[Records from a data collection]
-.-.-

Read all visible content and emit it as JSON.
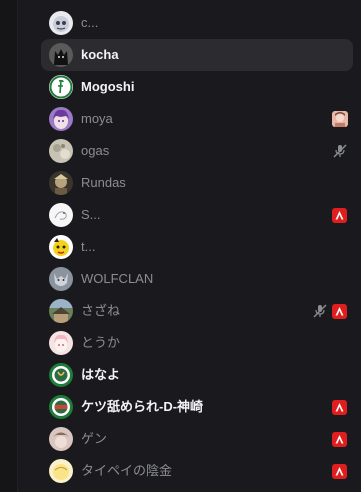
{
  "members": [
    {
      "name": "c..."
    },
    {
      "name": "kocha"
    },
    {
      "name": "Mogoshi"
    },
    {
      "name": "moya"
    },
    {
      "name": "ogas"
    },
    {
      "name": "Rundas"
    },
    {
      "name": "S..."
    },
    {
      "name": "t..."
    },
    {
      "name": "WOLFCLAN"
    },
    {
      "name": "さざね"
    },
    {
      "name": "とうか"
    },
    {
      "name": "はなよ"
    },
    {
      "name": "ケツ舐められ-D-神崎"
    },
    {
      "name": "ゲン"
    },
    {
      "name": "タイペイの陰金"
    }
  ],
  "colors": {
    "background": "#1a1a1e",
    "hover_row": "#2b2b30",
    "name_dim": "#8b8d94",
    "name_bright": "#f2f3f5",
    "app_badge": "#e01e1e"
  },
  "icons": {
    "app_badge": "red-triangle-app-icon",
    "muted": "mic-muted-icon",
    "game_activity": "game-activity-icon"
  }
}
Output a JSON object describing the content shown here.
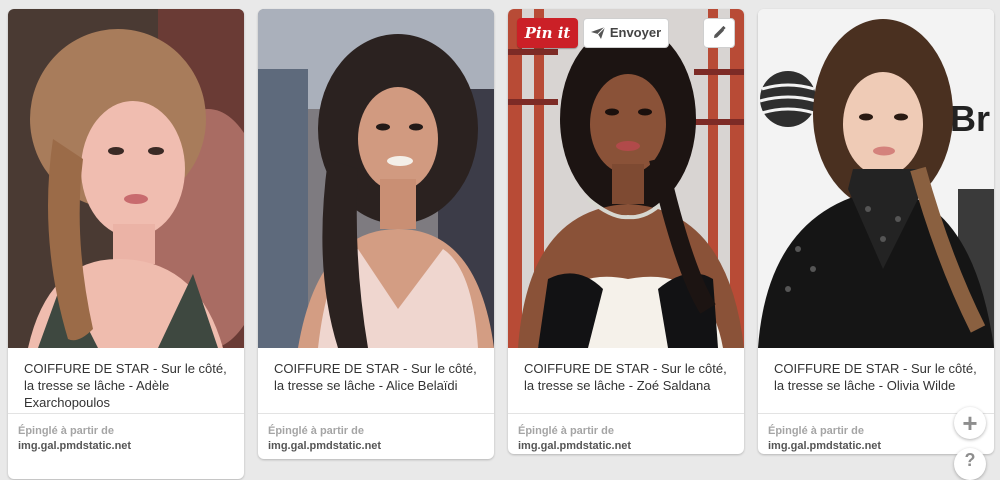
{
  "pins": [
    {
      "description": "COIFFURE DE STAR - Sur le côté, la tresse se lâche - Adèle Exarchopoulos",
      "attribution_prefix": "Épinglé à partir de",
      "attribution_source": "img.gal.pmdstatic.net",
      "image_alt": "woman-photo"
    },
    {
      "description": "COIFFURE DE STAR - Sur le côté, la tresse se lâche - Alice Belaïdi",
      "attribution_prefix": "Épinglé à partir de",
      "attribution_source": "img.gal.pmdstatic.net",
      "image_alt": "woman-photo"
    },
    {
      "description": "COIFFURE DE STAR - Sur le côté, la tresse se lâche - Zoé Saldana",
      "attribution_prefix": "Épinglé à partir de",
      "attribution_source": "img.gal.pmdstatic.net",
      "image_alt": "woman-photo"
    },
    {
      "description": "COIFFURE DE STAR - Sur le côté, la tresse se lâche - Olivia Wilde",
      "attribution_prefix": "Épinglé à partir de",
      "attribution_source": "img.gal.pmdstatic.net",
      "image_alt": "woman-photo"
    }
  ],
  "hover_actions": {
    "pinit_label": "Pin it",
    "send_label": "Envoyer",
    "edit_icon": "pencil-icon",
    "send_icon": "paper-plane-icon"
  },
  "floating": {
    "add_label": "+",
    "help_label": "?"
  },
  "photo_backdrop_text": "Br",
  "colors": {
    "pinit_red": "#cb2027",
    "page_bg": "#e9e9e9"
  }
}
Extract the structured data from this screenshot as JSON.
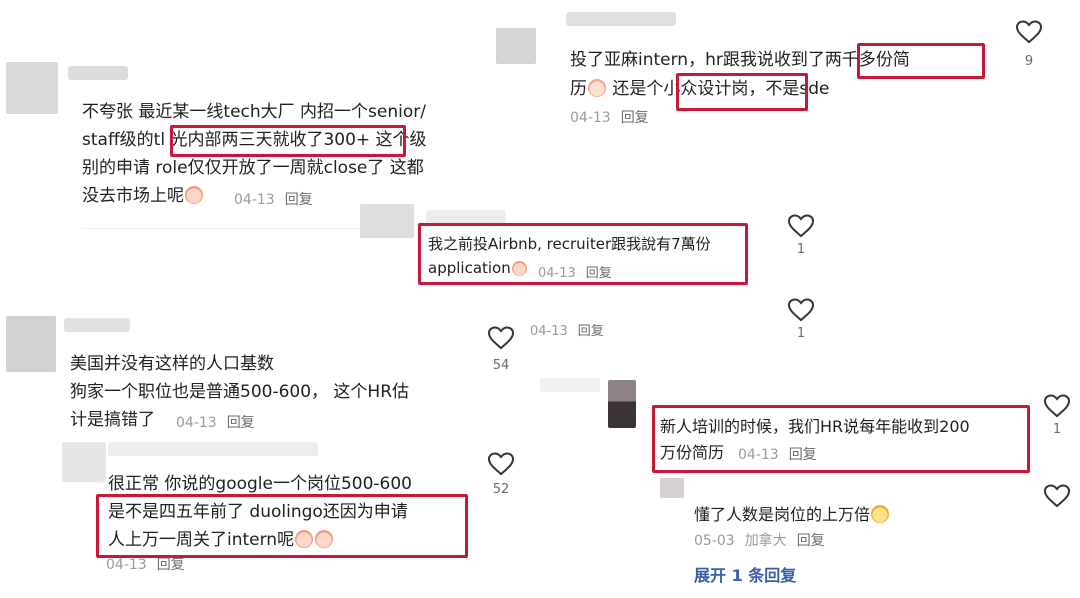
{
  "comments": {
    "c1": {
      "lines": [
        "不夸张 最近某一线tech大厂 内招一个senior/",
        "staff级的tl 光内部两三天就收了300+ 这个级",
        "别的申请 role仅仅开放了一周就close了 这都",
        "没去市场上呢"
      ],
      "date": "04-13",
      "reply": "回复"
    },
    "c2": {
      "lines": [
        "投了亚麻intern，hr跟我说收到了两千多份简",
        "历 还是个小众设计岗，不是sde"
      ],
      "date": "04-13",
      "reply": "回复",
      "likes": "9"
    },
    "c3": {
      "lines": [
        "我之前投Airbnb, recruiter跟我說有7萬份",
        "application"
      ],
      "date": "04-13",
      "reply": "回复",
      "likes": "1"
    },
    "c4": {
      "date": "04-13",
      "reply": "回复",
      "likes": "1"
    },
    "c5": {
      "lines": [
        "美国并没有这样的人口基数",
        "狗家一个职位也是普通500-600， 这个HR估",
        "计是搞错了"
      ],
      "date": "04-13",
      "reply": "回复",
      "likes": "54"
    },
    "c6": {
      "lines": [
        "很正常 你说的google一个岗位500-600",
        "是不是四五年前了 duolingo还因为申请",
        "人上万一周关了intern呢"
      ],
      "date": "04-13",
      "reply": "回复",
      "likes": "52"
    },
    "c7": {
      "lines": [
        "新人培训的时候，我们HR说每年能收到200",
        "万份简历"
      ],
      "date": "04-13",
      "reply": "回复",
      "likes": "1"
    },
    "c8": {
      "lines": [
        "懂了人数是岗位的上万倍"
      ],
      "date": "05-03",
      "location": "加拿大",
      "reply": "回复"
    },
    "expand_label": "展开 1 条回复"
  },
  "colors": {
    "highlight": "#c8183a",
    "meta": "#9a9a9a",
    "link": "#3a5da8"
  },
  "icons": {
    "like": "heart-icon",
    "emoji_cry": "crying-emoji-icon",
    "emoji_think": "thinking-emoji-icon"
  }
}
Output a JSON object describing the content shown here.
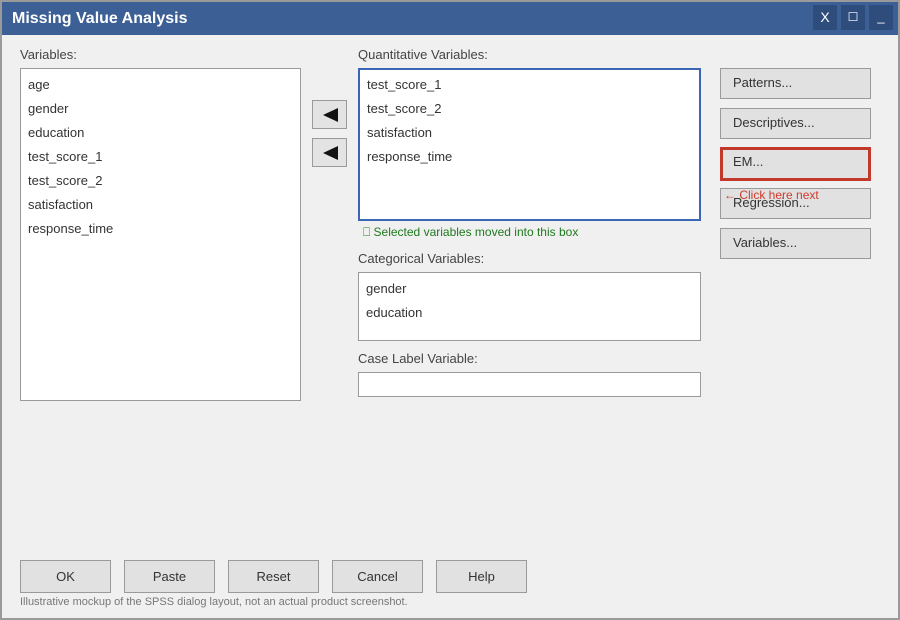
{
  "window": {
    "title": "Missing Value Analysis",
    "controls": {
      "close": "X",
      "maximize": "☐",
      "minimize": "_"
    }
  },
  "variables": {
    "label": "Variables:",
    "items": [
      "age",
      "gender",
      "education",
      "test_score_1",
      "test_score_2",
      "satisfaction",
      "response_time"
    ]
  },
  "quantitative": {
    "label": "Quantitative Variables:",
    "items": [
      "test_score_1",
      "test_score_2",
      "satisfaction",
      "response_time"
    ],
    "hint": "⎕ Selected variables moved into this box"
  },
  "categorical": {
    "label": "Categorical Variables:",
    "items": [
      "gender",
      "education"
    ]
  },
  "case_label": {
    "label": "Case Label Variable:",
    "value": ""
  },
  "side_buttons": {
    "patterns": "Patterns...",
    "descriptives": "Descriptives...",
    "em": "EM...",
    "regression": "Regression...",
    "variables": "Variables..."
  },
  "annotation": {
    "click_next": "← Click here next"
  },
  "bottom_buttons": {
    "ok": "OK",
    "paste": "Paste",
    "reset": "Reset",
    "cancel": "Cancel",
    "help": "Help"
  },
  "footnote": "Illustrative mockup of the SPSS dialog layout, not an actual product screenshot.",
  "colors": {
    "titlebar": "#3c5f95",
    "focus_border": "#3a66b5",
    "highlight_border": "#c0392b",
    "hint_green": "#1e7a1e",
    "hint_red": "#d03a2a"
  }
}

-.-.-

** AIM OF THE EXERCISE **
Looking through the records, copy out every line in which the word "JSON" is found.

** TASK SOLUTION **
Read all visible content and emit it as JSON.
Output a JSON object describing the content shown here.
Extract the structured data from this screenshot as JSON.
Output a JSON object describing the content shown here.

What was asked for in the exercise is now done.